Five Things to Know About Car Accident Settlement Agreements
A car accident can happen to anyone, and often has serious consequences. According to the Texas Department of Transportation, there were 43,951 motor vehicle crashes just in San Antonio in 2017.
More than 95 percent of accident cases settle out of court, and in many of those cases, victims try to negotiate their accident settlement on their own. If you have been in an accident and are working toward a settlement agreement, you should first consider these important points:
1. Know the Value of Your Claim
The most basic principle of a fair settlement is that it will compensate for the actual damages the accident has caused. This includes all economic damages, such as property loss, medical expenses (those already incurred as well as those anticipated in the future), lost wages, and loss of earning potential for long-term injuries or permanent disabilities, and non-economic damages, such as pain and suffering. Determining the real monetary value of all of your damages may be difficult to do alone.
2. Maintain a Record of Your Injuries
Regardless of whether you believe you have been injured, you should always seek medical attention immediately after an accident. Some injuries take hours or even days to fully manifest, such as traumatic brain injuries and soft-tissue neck or spinal injuries. Only a medical professional can accurately diagnose internal and “unseen” injuries, and a complete medical record from the time of the accident forward is essential evidence to support any future claims.
3. The Insurance Company Is Not on Your Side
If your accident has caused you to suffer long-term injuries or disabilities, you may require ongoing medical treatments and rehabilitation. However, insurance companies may try to cut their costs by denying or limiting medical claims. They may assert that certain treatments were unnecessary, or that the medical professional overcharged for their care. The true cost of injuries is therefore often minimized in the effort to limit liability.
Even in cases where you may be the insurance company’s own customer (such as when you have been involved in an accident with an uninsured driver, or you have the same insurance provider as the at-fault driver), the insurance company is not on your side. Insurance companies are usually owned by shareholders, and their first priority is protecting profits for them. The insurance adjuster’s job is to achieve the smallest settlement possible. They are working to protect the insurance company’s interests, not yours.
Some insurance companies will offer quick settlements, before damages can even be fully known, in the effort to minimize claim payouts. Therefore do not mistake “efficiency” as compassion. Be cautious about accepting the first offer, or any offer without getting independent counsel first.
4. Understand Your Options
Consider why the other party wants to settle your claim. It may be because settlement will be less expensive than any of the alternatives. That means that assessing the fairness of a settlement offer first requires an understanding of all of the options available, including a jury trial, bench trial, arbitration, and mediation.
While jury trials are self-explanatory, in a bench trial, the judge alone hears the facts, considers the evidence, and makes the decision. Arbitration is a type of alternative dispute resolution. In the arbitration process, a tribunal or neutral third party review the facts and evidence and decide on the outcome of the case. Mediation is another way to resolve the dispute outside of court. A neutral third party acts as the mediator and tries to reach a fair resolution. All of these options have different costs and benefits to the parties.

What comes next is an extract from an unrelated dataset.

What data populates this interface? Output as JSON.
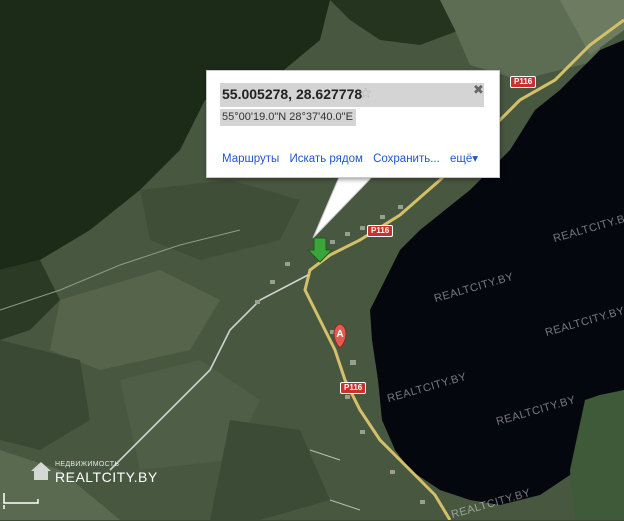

5. Know the Law
Many people are not aware of all of the laws and regulations that may apply in their case. Under Texas law, claims are decided under a modified comparative negligence rule. This means that if a jury would find the plaintiff 51 percent or more at fault in the accident that caused their injuries, they cannot recover damages.
Settlement practices are also governed by law. The Texas Insurance Code provides that insurance companies may not engage in unfair claim settlement practices, such as knowingly making misrepresentations. However, the protections offered by law may be limited once a victim signs a settlement agreement. After a settlement agreement has been made, the opportunity to pursue any additional damages may be foreclosed, regardless of any new facts or information becoming known.
Consult an Experienced San Antonio Attorney
A car accident can change your life. Protect your rights, and speak to an experienced car accident attorney before accepting any settlement offer. Contact The Law Offices of George Salinas at (210) 225-0909 or online today, and schedule a free consultation to learn if we may be able to help you.